Assignment -
So that nothing is lost, restate each entry exactly as supplied.

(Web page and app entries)
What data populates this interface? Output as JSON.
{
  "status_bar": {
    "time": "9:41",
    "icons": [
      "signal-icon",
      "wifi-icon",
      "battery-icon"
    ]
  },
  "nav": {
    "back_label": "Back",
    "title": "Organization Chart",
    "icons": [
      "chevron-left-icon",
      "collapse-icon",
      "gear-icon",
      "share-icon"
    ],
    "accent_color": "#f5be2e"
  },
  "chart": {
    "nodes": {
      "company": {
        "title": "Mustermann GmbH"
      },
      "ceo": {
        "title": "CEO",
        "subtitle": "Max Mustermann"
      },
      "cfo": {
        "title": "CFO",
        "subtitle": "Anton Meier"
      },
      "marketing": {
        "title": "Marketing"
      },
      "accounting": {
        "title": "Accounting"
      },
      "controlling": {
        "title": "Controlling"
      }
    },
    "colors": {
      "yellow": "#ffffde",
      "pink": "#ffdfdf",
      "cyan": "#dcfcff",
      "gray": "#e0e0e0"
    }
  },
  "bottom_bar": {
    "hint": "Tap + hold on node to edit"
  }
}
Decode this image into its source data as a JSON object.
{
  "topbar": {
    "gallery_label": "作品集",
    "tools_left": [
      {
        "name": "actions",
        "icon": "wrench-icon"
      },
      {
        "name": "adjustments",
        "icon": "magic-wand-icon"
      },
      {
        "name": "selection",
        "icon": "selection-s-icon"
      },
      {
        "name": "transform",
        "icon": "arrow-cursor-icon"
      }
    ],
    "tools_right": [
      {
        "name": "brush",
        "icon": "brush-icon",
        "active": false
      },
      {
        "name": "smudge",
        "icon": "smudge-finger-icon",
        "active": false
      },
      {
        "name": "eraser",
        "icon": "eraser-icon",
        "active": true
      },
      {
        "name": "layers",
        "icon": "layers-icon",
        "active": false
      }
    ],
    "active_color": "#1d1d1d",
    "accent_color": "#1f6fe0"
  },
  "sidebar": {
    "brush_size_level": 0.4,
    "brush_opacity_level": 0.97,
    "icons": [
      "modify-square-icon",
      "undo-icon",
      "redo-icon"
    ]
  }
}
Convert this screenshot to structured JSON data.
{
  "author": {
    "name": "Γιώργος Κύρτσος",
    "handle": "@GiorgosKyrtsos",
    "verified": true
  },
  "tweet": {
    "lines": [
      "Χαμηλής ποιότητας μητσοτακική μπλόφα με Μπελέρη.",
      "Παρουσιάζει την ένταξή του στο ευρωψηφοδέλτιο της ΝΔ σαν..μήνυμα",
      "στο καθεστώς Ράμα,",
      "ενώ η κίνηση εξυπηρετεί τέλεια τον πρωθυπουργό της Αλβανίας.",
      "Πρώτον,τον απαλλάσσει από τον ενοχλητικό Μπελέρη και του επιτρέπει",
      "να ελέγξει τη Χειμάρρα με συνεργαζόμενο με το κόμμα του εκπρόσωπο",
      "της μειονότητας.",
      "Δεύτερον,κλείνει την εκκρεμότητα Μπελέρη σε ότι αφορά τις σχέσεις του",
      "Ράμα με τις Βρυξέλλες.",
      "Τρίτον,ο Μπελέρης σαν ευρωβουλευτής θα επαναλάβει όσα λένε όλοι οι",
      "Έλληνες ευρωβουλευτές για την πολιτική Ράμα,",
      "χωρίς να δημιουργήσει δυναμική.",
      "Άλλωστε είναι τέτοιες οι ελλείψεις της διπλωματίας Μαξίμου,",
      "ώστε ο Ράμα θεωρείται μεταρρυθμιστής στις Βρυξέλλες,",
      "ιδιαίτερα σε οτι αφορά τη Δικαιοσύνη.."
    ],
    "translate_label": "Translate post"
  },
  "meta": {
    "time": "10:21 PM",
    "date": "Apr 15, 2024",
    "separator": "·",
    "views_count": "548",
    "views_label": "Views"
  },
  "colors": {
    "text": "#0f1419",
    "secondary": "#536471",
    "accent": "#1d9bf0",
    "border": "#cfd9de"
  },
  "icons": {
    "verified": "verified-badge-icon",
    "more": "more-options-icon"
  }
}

Written answer -
What data populates this interface? Output as JSON.
{
  "status_bar": {
    "time": "9:41",
    "icons": [
      "signal-icon",
      "wifi-icon",
      "battery-icon"
    ]
  },
  "nav": {
    "back_label": "Back",
    "title": "Organization Chart",
    "icons": [
      "chevron-left-icon",
      "collapse-icon",
      "gear-icon",
      "share-icon"
    ],
    "accent_color": "#f5be2e"
  },
  "chart": {
    "nodes": {
      "company": {
        "title": "Mustermann GmbH"
      },
      "ceo": {
        "title": "CEO",
        "subtitle": "Max Mustermann"
      },
      "cfo": {
        "title": "CFO",
        "subtitle": "Anton Meier"
      },
      "marketing": {
        "title": "Marketing"
      },
      "accounting": {
        "title": "Accounting"
      },
      "controlling": {
        "title": "Controlling"
      }
    },
    "colors": {
      "yellow": "#ffffde",
      "pink": "#ffdfdf",
      "cyan": "#dcfcff",
      "gray": "#e0e0e0"
    }
  },
  "bottom_bar": {
    "hint": "Tap + hold on node to edit"
  }
}
Decode this image into its source data as a JSON object.
{
  "topbar": {
    "gallery_label": "作品集",
    "tools_left": [
      {
        "name": "actions",
        "icon": "wrench-icon"
      },
      {
        "name": "adjustments",
        "icon": "magic-wand-icon"
      },
      {
        "name": "selection",
        "icon": "selection-s-icon"
      },
      {
        "name": "transform",
        "icon": "arrow-cursor-icon"
      }
    ],
    "tools_right": [
      {
        "name": "brush",
        "icon": "brush-icon",
        "active": false
      },
      {
        "name": "smudge",
        "icon": "smudge-finger-icon",
        "active": false
      },
      {
        "name": "eraser",
        "icon": "eraser-icon",
        "active": true
      },
      {
        "name": "layers",
        "icon": "layers-icon",
        "active": false
      }
    ],
    "active_color": "#1d1d1d",
    "accent_color": "#1f6fe0"
  },
  "sidebar": {
    "brush_size_level": 0.4,
    "brush_opacity_level": 0.97,
    "icons": [
      "modify-square-icon",
      "undo-icon",
      "redo-icon"
    ]
  }
}
Convert this screenshot to structured JSON data.
{
  "author": {
    "name": "Γιώργος Κύρτσος",
    "handle": "@GiorgosKyrtsos",
    "verified": true
  },
  "tweet": {
    "lines": [
      "Χαμηλής ποιότητας μητσοτακική μπλόφα με Μπελέρη.",
      "Παρουσιάζει την ένταξή του στο ευρωψηφοδέλτιο της ΝΔ σαν..μήνυμα",
      "στο καθεστώς Ράμα,",
      "ενώ η κίνηση εξυπηρετεί τέλεια τον πρωθυπουργό της Αλβανίας.",
      "Πρώτον,τον απαλλάσσει από τον ενοχλητικό Μπελέρη και του επιτρέπει",
      "να ελέγξει τη Χειμάρρα με συνεργαζόμενο με το κόμμα του εκπρόσωπο",
      "της μειονότητας.",
      "Δεύτερον,κλείνει την εκκρεμότητα Μπελέρη σε ότι αφορά τις σχέσεις του",
      "Ράμα με τις Βρυξέλλες.",
      "Τρίτον,ο Μπελέρης σαν ευρωβουλευτής θα επαναλάβει όσα λένε όλοι οι",
      "Έλληνες ευρωβουλευτές για την πολιτική Ράμα,",
      "χωρίς να δημιουργήσει δυναμική.",
      "Άλλωστε είναι τέτοιες οι ελλείψεις της διπλωματίας Μαξίμου,",
      "ώστε ο Ράμα θεωρείται μεταρρυθμιστής στις Βρυξέλλες,",
      "ιδιαίτερα σε οτι αφορά τη Δικαιοσύνη.."
    ],
    "translate_label": "Translate post"
  },
  "meta": {
    "time": "10:21 PM",
    "date": "Apr 15, 2024",
    "separator": "·",
    "views_count": "548",
    "views_label": "Views"
  },
  "colors": {
    "text": "#0f1419",
    "secondary": "#536471",
    "accent": "#1d9bf0",
    "border": "#cfd9de"
  },
  "icons": {
    "verified": "verified-badge-icon",
    "more": "more-options-icon"
  }
}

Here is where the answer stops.